(Items from a data source)
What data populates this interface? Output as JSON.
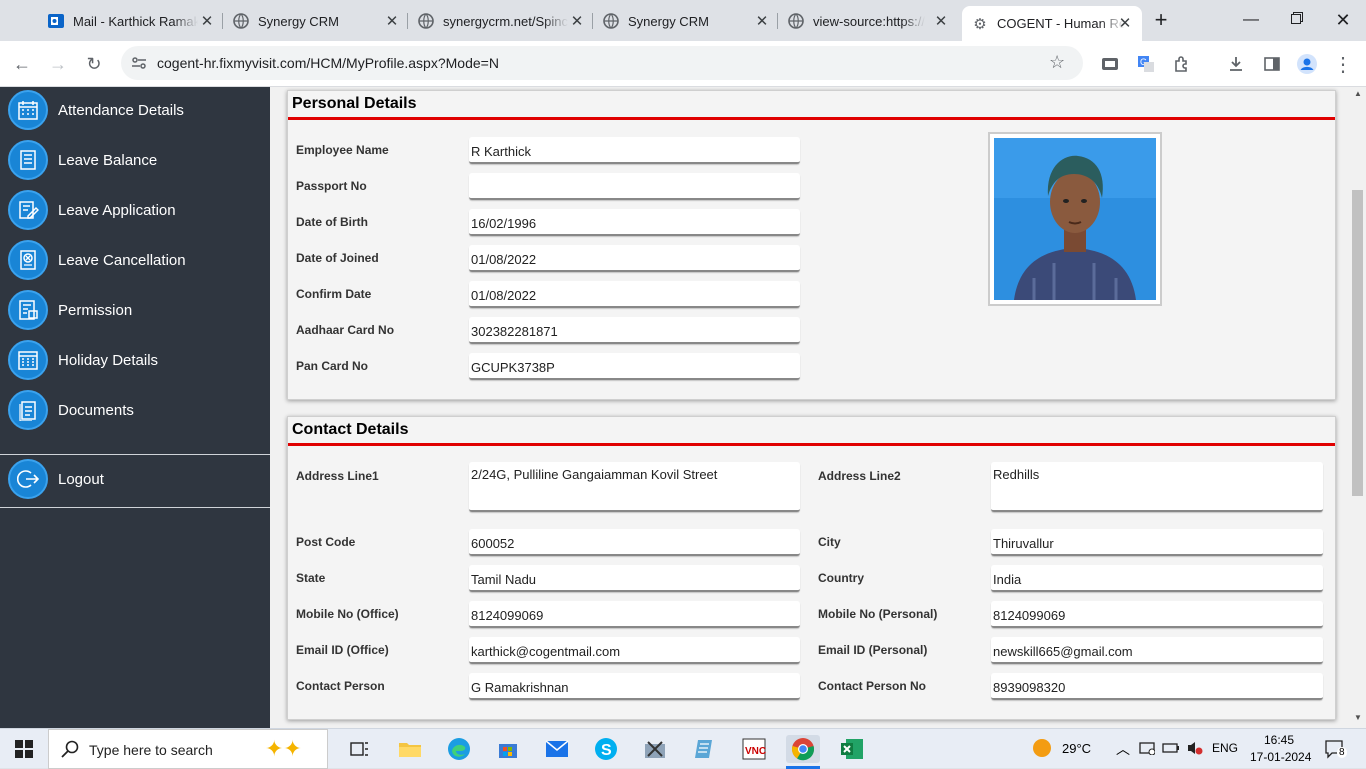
{
  "browser": {
    "tabs": [
      {
        "title": "Mail - Karthick Ramakrishnan",
        "icon": "outlook-icon"
      },
      {
        "title": "Synergy CRM",
        "icon": "globe-icon"
      },
      {
        "title": "synergycrm.net/Spinc",
        "icon": "globe-icon"
      },
      {
        "title": "Synergy CRM",
        "icon": "globe-icon"
      },
      {
        "title": "view-source:https://s",
        "icon": "globe-icon"
      },
      {
        "title": "COGENT - Human Re",
        "icon": "gear-icon"
      }
    ],
    "url": "cogent-hr.fixmyvisit.com/HCM/MyProfile.aspx?Mode=N"
  },
  "sidebar": {
    "items": [
      {
        "label": "Attendance Details",
        "icon": "calendar-icon"
      },
      {
        "label": "Leave Balance",
        "icon": "list-icon"
      },
      {
        "label": "Leave Application",
        "icon": "edit-icon"
      },
      {
        "label": "Leave Cancellation",
        "icon": "cancel-doc-icon"
      },
      {
        "label": "Permission",
        "icon": "permission-doc-icon"
      },
      {
        "label": "Holiday Details",
        "icon": "calendar-grid-icon"
      },
      {
        "label": "Documents",
        "icon": "document-icon"
      }
    ],
    "logout": "Logout"
  },
  "personal": {
    "title": "Personal Details",
    "fields": [
      {
        "label": "Employee Name",
        "value": "R Karthick"
      },
      {
        "label": "Passport No",
        "value": ""
      },
      {
        "label": "Date of Birth",
        "value": "16/02/1996"
      },
      {
        "label": "Date of Joined",
        "value": "01/08/2022"
      },
      {
        "label": "Confirm Date",
        "value": "01/08/2022"
      },
      {
        "label": "Aadhaar Card No",
        "value": "302382281871"
      },
      {
        "label": "Pan Card No",
        "value": "GCUPK3738P"
      }
    ]
  },
  "contact": {
    "title": "Contact Details",
    "left": [
      {
        "label": "Address Line1",
        "value": "2/24G, Pulliline Gangaiamman Kovil Street"
      },
      {
        "label": "Post Code",
        "value": "600052"
      },
      {
        "label": "State",
        "value": "Tamil Nadu"
      },
      {
        "label": "Mobile No (Office)",
        "value": "8124099069"
      },
      {
        "label": "Email ID (Office)",
        "value": "karthick@cogentmail.com"
      },
      {
        "label": "Contact Person",
        "value": "G Ramakrishnan"
      }
    ],
    "right": [
      {
        "label": "Address Line2",
        "value": "Redhills"
      },
      {
        "label": "City",
        "value": "Thiruvallur"
      },
      {
        "label": "Country",
        "value": "India"
      },
      {
        "label": "Mobile No (Personal)",
        "value": "8124099069"
      },
      {
        "label": "Email ID (Personal)",
        "value": "newskill665@gmail.com"
      },
      {
        "label": "Contact Person No",
        "value": "8939098320"
      }
    ]
  },
  "taskbar": {
    "search_placeholder": "Type here to search",
    "weather": "29°C",
    "lang": "ENG",
    "time": "16:45",
    "date": "17-01-2024",
    "notifications": "8"
  }
}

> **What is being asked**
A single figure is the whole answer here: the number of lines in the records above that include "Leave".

> **Response area**
3